**TASK MATERIAL**
______
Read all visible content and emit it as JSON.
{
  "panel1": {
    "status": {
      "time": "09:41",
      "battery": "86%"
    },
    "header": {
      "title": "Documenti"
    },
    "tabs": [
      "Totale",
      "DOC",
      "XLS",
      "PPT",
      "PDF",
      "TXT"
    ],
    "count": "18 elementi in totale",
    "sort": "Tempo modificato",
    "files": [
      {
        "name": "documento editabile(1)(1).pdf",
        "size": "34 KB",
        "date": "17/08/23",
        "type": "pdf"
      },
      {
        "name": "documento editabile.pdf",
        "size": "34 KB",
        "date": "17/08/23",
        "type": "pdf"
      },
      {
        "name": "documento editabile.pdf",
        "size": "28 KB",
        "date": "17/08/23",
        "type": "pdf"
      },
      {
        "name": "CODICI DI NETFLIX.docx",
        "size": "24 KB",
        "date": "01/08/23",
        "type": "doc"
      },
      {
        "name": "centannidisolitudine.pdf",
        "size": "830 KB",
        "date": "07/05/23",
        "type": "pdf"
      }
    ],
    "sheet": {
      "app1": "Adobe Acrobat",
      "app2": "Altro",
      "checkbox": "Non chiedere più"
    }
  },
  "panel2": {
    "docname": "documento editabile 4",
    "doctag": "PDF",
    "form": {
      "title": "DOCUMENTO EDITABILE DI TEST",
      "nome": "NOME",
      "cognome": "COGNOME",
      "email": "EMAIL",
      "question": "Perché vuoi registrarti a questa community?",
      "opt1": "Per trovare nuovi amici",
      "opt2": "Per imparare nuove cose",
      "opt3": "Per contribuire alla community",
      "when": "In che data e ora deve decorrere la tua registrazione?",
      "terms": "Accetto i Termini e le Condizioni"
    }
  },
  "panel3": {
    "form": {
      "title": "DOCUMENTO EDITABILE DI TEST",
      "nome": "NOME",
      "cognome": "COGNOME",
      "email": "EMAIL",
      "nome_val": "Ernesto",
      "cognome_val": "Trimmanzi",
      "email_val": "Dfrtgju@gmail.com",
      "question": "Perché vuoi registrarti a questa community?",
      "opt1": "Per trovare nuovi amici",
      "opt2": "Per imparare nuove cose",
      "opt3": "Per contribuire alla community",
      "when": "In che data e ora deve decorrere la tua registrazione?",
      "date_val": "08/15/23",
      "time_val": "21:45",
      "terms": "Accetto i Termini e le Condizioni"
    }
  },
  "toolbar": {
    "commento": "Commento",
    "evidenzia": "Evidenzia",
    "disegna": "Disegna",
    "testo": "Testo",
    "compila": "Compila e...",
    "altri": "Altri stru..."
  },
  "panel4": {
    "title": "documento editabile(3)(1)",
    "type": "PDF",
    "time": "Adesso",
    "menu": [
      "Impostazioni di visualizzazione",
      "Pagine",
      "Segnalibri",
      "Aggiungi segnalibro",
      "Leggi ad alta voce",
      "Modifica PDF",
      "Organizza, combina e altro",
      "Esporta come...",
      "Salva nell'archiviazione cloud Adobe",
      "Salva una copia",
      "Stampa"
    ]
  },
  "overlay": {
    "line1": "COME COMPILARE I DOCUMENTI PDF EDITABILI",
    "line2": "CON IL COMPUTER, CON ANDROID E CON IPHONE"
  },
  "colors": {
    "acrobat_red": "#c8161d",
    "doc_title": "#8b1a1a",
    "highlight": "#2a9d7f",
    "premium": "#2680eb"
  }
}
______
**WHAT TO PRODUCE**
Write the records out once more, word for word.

**EXERCISE ANSWER**
Read all visible content and emit it as JSON.
{
  "panel1": {
    "status": {
      "time": "09:41",
      "battery": "86%"
    },
    "header": {
      "title": "Documenti"
    },
    "tabs": [
      "Totale",
      "DOC",
      "XLS",
      "PPT",
      "PDF",
      "TXT"
    ],
    "count": "18 elementi in totale",
    "sort": "Tempo modificato",
    "files": [
      {
        "name": "documento editabile(1)(1).pdf",
        "size": "34 KB",
        "date": "17/08/23",
        "type": "pdf"
      },
      {
        "name": "documento editabile.pdf",
        "size": "34 KB",
        "date": "17/08/23",
        "type": "pdf"
      },
      {
        "name": "documento editabile.pdf",
        "size": "28 KB",
        "date": "17/08/23",
        "type": "pdf"
      },
      {
        "name": "CODICI DI NETFLIX.docx",
        "size": "24 KB",
        "date": "01/08/23",
        "type": "doc"
      },
      {
        "name": "centannidisolitudine.pdf",
        "size": "830 KB",
        "date": "07/05/23",
        "type": "pdf"
      }
    ],
    "sheet": {
      "app1": "Adobe Acrobat",
      "app2": "Altro",
      "checkbox": "Non chiedere più"
    }
  },
  "panel2": {
    "docname": "documento editabile 4",
    "doctag": "PDF",
    "form": {
      "title": "DOCUMENTO EDITABILE DI TEST",
      "nome": "NOME",
      "cognome": "COGNOME",
      "email": "EMAIL",
      "question": "Perché vuoi registrarti a questa community?",
      "opt1": "Per trovare nuovi amici",
      "opt2": "Per imparare nuove cose",
      "opt3": "Per contribuire alla community",
      "when": "In che data e ora deve decorrere la tua registrazione?",
      "terms": "Accetto i Termini e le Condizioni"
    }
  },
  "panel3": {
    "form": {
      "title": "DOCUMENTO EDITABILE DI TEST",
      "nome": "NOME",
      "cognome": "COGNOME",
      "email": "EMAIL",
      "nome_val": "Ernesto",
      "cognome_val": "Trimmanzi",
      "email_val": "Dfrtgju@gmail.com",
      "question": "Perché vuoi registrarti a questa community?",
      "opt1": "Per trovare nuovi amici",
      "opt2": "Per imparare nuove cose",
      "opt3": "Per contribuire alla community",
      "when": "In che data e ora deve decorrere la tua registrazione?",
      "date_val": "08/15/23",
      "time_val": "21:45",
      "terms": "Accetto i Termini e le Condizioni"
    }
  },
  "toolbar": {
    "commento": "Commento",
    "evidenzia": "Evidenzia",
    "disegna": "Disegna",
    "testo": "Testo",
    "compila": "Compila e...",
    "altri": "Altri stru..."
  },
  "panel4": {
    "title": "documento editabile(3)(1)",
    "type": "PDF",
    "time": "Adesso",
    "menu": [
      "Impostazioni di visualizzazione",
      "Pagine",
      "Segnalibri",
      "Aggiungi segnalibro",
      "Leggi ad alta voce",
      "Modifica PDF",
      "Organizza, combina e altro",
      "Esporta come...",
      "Salva nell'archiviazione cloud Adobe",
      "Salva una copia",
      "Stampa"
    ]
  },
  "overlay": {
    "line1": "COME COMPILARE I DOCUMENTI PDF EDITABILI",
    "line2": "CON IL COMPUTER, CON ANDROID E CON IPHONE"
  },
  "colors": {
    "acrobat_red": "#c8161d",
    "doc_title": "#8b1a1a",
    "highlight": "#2a9d7f",
    "premium": "#2680eb"
  }
}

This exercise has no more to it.